- Opening Delimiter -

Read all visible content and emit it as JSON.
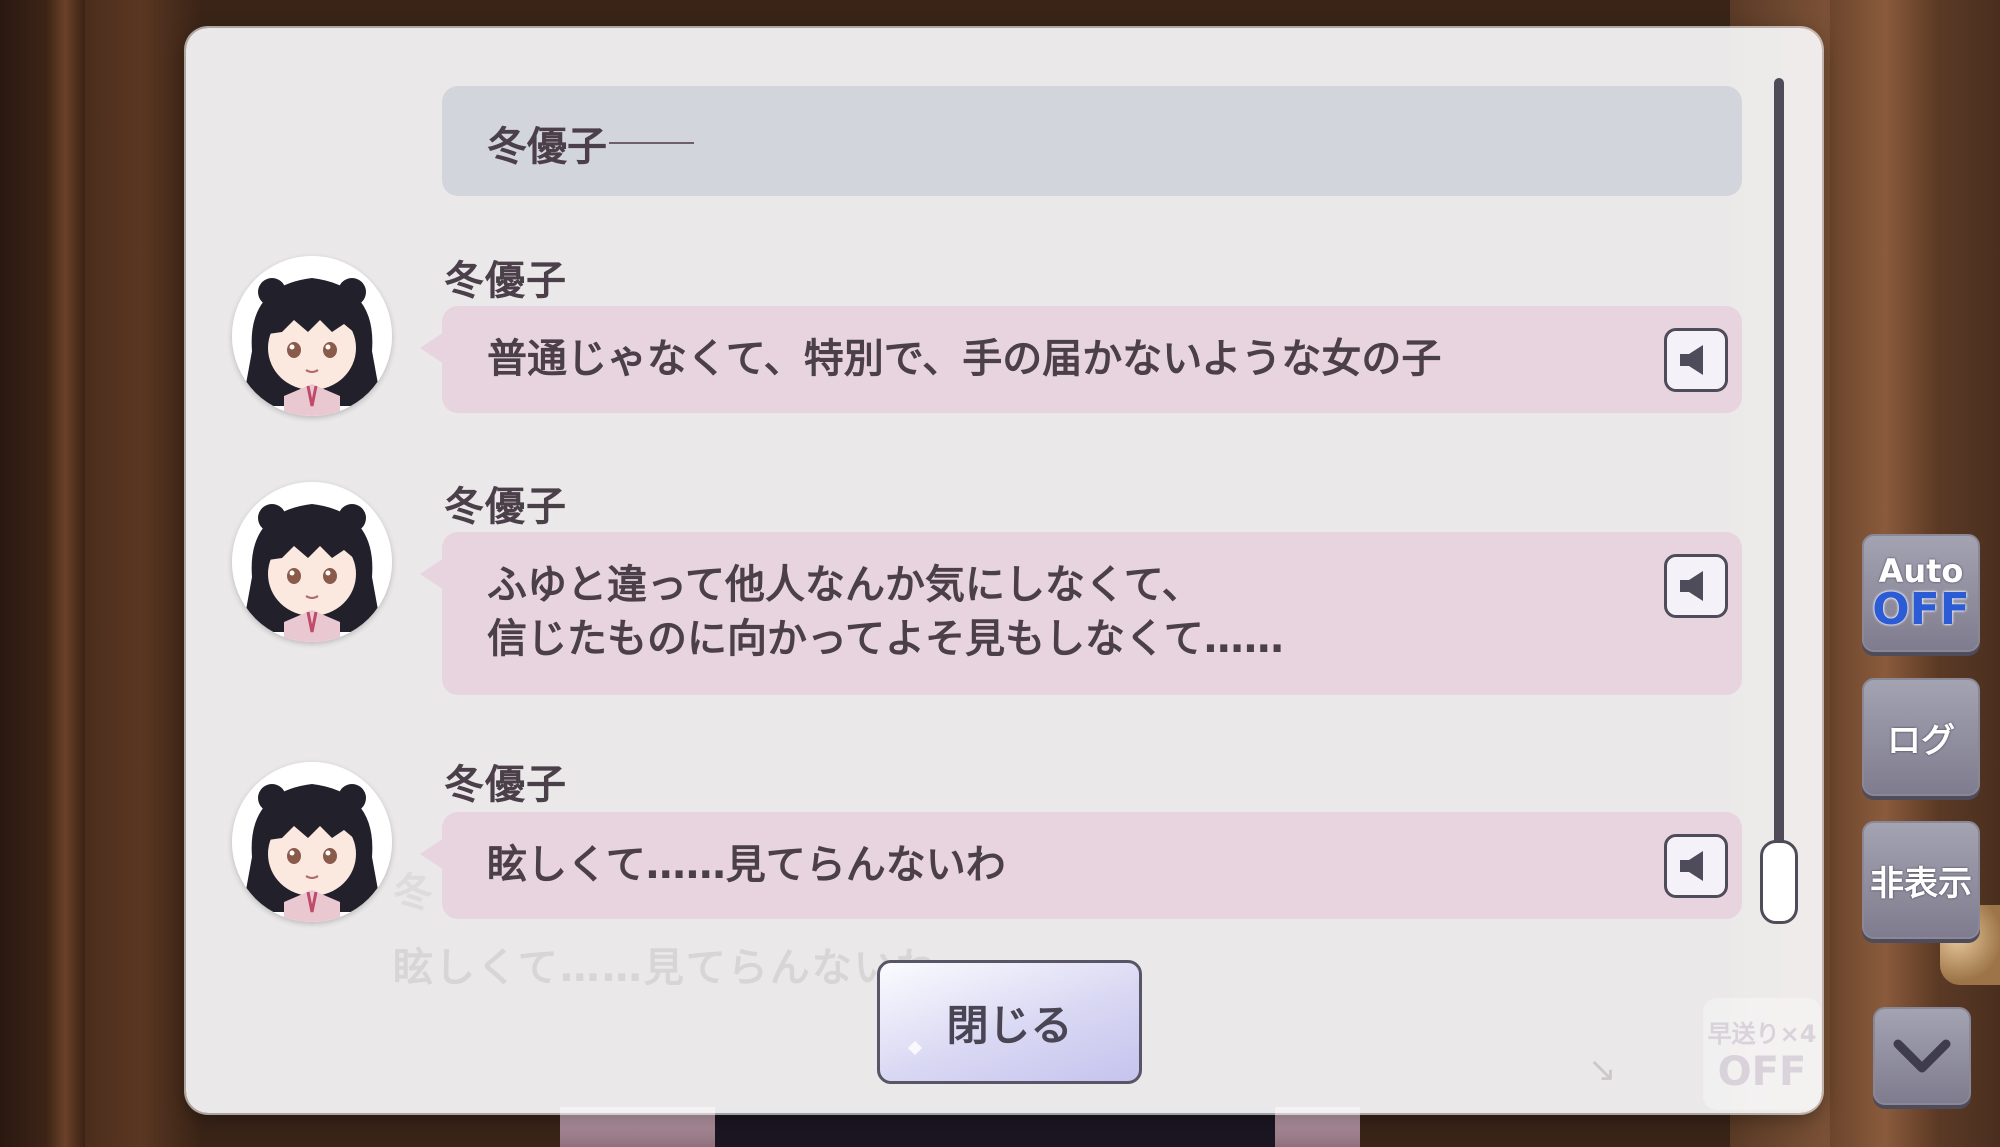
{
  "narration": {
    "speaker": "冬優子"
  },
  "entries": [
    {
      "speaker": "冬優子",
      "text": "普通じゃなくて、特別で、手の届かないような女の子"
    },
    {
      "speaker": "冬優子",
      "text": "ふゆと違って他人なんか気にしなくて、\n信じたものに向かってよそ見もしなくて……"
    },
    {
      "speaker": "冬優子",
      "text": "眩しくて……見てらんないわ"
    }
  ],
  "background_text": {
    "line": "眩しくて……見てらんないわ",
    "name": "冬"
  },
  "close_button": {
    "label": "閉じる"
  },
  "controls": {
    "auto_top": "Auto",
    "auto_state": "OFF",
    "log_label": "ログ",
    "hide_label": "非表示",
    "fast_forward_top": "早送り×4",
    "fast_forward_state": "OFF"
  },
  "icons": {
    "voice": "speaker-icon",
    "down": "chevron-down-icon",
    "hint": "arrow-down-right-icon"
  },
  "colors": {
    "bubble": "#e8d4df",
    "narration": "#d3d5dd",
    "auto_off": "#2c5bd6"
  }
}
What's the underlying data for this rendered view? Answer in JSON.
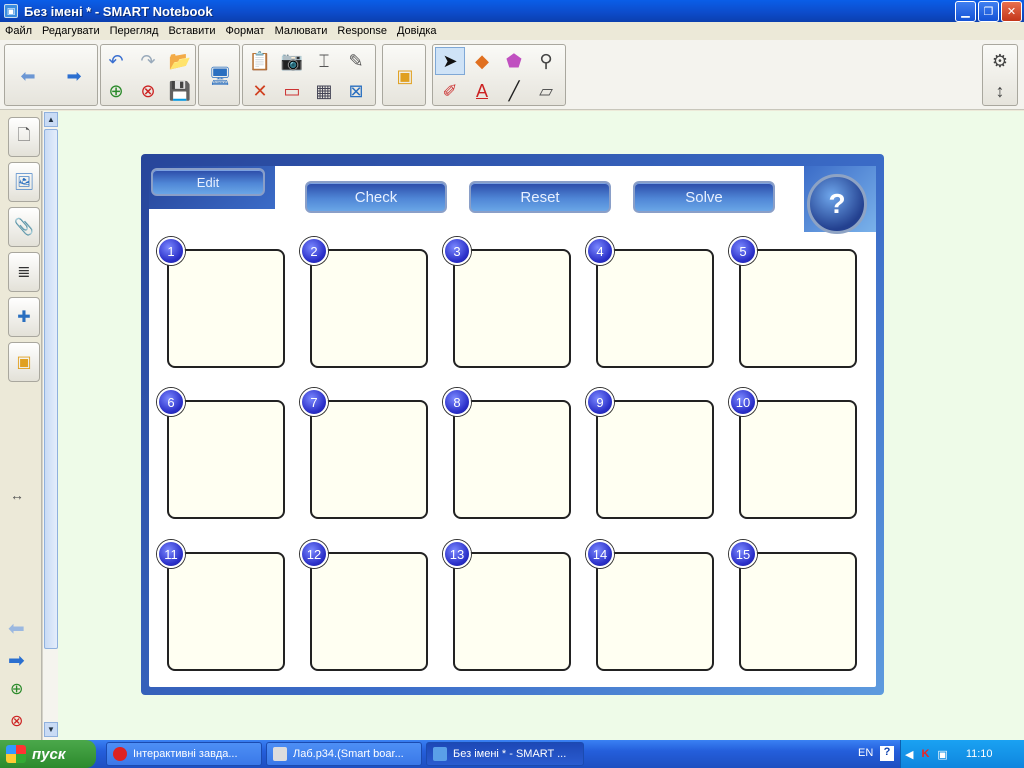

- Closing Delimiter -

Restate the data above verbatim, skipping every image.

Solution to this task
Read all visible content and emit it as JSON.
{
  "narration": {
    "speaker": "冬優子"
  },
  "entries": [
    {
      "speaker": "冬優子",
      "text": "普通じゃなくて、特別で、手の届かないような女の子"
    },
    {
      "speaker": "冬優子",
      "text": "ふゆと違って他人なんか気にしなくて、\n信じたものに向かってよそ見もしなくて……"
    },
    {
      "speaker": "冬優子",
      "text": "眩しくて……見てらんないわ"
    }
  ],
  "background_text": {
    "line": "眩しくて……見てらんないわ",
    "name": "冬"
  },
  "close_button": {
    "label": "閉じる"
  },
  "controls": {
    "auto_top": "Auto",
    "auto_state": "OFF",
    "log_label": "ログ",
    "hide_label": "非表示",
    "fast_forward_top": "早送り×4",
    "fast_forward_state": "OFF"
  },
  "icons": {
    "voice": "speaker-icon",
    "down": "chevron-down-icon",
    "hint": "arrow-down-right-icon"
  },
  "colors": {
    "bubble": "#e8d4df",
    "narration": "#d3d5dd",
    "auto_off": "#2c5bd6"
  }
}
What's the underlying data for this rendered view? Answer in JSON.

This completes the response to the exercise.